● THE TASK: Your answer should be one number: the count of lines in the records that include the word "icon".
== EXTRACTED ENTRIES ==
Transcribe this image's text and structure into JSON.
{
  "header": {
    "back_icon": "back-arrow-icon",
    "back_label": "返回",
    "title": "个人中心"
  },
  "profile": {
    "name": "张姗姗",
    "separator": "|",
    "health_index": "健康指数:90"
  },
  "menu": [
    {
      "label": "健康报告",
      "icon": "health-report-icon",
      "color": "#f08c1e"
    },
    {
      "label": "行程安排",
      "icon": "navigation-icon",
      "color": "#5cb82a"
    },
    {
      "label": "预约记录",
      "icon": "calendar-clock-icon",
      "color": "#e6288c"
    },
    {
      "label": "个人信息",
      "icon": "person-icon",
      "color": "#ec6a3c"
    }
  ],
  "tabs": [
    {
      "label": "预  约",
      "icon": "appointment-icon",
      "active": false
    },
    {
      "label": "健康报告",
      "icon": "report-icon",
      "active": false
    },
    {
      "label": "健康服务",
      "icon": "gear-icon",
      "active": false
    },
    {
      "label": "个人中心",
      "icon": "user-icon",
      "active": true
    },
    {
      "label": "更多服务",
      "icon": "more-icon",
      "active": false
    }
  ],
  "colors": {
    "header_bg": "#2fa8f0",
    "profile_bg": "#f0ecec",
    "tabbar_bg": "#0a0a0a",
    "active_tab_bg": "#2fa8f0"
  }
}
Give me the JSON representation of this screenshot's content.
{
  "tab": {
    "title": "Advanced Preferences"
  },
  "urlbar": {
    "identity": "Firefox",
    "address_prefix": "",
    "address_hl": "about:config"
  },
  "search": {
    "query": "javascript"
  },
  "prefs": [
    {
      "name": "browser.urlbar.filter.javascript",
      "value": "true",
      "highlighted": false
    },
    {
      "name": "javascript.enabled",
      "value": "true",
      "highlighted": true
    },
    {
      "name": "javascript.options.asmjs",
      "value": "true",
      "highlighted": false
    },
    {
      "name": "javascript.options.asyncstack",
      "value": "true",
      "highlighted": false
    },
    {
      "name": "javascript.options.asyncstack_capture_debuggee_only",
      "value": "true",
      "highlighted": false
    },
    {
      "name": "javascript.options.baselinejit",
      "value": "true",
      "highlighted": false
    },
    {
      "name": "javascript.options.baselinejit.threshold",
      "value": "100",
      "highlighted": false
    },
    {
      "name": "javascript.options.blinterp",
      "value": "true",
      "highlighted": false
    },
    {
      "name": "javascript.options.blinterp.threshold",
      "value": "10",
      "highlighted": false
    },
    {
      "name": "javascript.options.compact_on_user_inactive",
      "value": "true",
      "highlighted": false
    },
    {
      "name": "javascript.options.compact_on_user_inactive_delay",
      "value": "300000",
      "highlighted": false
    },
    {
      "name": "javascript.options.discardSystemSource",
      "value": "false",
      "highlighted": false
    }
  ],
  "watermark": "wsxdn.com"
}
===
● SOLVED PROBLEM: 10